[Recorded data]
■ ■ ■

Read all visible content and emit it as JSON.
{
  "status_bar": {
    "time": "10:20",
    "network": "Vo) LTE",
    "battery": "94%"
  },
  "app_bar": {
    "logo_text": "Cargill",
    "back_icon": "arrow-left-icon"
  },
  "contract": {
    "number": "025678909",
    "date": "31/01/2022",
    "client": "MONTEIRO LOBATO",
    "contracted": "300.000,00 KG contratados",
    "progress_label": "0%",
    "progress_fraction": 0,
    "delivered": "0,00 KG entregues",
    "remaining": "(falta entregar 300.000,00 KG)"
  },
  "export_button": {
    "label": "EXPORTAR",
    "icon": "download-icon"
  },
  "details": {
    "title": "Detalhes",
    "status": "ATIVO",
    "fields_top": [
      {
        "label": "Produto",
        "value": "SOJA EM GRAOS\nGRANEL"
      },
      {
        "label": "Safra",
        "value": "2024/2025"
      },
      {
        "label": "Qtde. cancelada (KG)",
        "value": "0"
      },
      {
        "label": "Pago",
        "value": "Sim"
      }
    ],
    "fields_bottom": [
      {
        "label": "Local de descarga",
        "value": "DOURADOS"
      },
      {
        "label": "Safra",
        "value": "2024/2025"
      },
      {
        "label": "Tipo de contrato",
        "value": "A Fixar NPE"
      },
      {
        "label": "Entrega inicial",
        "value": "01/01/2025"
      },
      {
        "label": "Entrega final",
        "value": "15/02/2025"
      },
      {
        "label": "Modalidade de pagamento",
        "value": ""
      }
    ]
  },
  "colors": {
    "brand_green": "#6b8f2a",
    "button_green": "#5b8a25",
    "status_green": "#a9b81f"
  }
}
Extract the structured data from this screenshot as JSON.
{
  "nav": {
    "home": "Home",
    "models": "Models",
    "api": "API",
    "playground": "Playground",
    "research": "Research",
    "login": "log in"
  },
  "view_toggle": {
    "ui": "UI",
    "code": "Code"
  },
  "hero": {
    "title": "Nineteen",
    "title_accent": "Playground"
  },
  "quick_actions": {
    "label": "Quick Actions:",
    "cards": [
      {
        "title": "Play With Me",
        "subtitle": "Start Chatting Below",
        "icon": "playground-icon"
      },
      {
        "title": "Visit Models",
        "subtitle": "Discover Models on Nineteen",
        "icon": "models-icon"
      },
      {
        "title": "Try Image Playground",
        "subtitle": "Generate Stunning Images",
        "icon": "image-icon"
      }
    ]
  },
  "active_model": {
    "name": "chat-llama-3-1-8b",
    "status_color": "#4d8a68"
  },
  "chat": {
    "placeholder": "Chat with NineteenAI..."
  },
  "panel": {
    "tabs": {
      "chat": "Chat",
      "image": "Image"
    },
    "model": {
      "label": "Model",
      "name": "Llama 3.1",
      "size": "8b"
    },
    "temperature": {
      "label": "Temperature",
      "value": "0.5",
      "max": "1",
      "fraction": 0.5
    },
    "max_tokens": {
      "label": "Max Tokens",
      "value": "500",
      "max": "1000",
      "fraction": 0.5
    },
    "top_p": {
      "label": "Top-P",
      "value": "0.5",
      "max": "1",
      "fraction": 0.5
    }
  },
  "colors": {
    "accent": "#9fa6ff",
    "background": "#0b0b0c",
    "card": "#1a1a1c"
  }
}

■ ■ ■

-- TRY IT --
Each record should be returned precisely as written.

-- THE COMPLETED TASK --
Read all visible content and emit it as JSON.
{
  "status_bar": {
    "time": "10:20",
    "network": "Vo) LTE",
    "battery": "94%"
  },
  "app_bar": {
    "logo_text": "Cargill",
    "back_icon": "arrow-left-icon"
  },
  "contract": {
    "number": "025678909",
    "date": "31/01/2022",
    "client": "MONTEIRO LOBATO",
    "contracted": "300.000,00 KG contratados",
    "progress_label": "0%",
    "progress_fraction": 0,
    "delivered": "0,00 KG entregues",
    "remaining": "(falta entregar 300.000,00 KG)"
  },
  "export_button": {
    "label": "EXPORTAR",
    "icon": "download-icon"
  },
  "details": {
    "title": "Detalhes",
    "status": "ATIVO",
    "fields_top": [
      {
        "label": "Produto",
        "value": "SOJA EM GRAOS\nGRANEL"
      },
      {
        "label": "Safra",
        "value": "2024/2025"
      },
      {
        "label": "Qtde. cancelada (KG)",
        "value": "0"
      },
      {
        "label": "Pago",
        "value": "Sim"
      }
    ],
    "fields_bottom": [
      {
        "label": "Local de descarga",
        "value": "DOURADOS"
      },
      {
        "label": "Safra",
        "value": "2024/2025"
      },
      {
        "label": "Tipo de contrato",
        "value": "A Fixar NPE"
      },
      {
        "label": "Entrega inicial",
        "value": "01/01/2025"
      },
      {
        "label": "Entrega final",
        "value": "15/02/2025"
      },
      {
        "label": "Modalidade de pagamento",
        "value": ""
      }
    ]
  },
  "colors": {
    "brand_green": "#6b8f2a",
    "button_green": "#5b8a25",
    "status_green": "#a9b81f"
  }
}
Extract the structured data from this screenshot as JSON.
{
  "nav": {
    "home": "Home",
    "models": "Models",
    "api": "API",
    "playground": "Playground",
    "research": "Research",
    "login": "log in"
  },
  "view_toggle": {
    "ui": "UI",
    "code": "Code"
  },
  "hero": {
    "title": "Nineteen",
    "title_accent": "Playground"
  },
  "quick_actions": {
    "label": "Quick Actions:",
    "cards": [
      {
        "title": "Play With Me",
        "subtitle": "Start Chatting Below",
        "icon": "playground-icon"
      },
      {
        "title": "Visit Models",
        "subtitle": "Discover Models on Nineteen",
        "icon": "models-icon"
      },
      {
        "title": "Try Image Playground",
        "subtitle": "Generate Stunning Images",
        "icon": "image-icon"
      }
    ]
  },
  "active_model": {
    "name": "chat-llama-3-1-8b",
    "status_color": "#4d8a68"
  },
  "chat": {
    "placeholder": "Chat with NineteenAI..."
  },
  "panel": {
    "tabs": {
      "chat": "Chat",
      "image": "Image"
    },
    "model": {
      "label": "Model",
      "name": "Llama 3.1",
      "size": "8b"
    },
    "temperature": {
      "label": "Temperature",
      "value": "0.5",
      "max": "1",
      "fraction": 0.5
    },
    "max_tokens": {
      "label": "Max Tokens",
      "value": "500",
      "max": "1000",
      "fraction": 0.5
    },
    "top_p": {
      "label": "Top-P",
      "value": "0.5",
      "max": "1",
      "fraction": 0.5
    }
  },
  "colors": {
    "accent": "#9fa6ff",
    "background": "#0b0b0c",
    "card": "#1a1a1c"
  }
}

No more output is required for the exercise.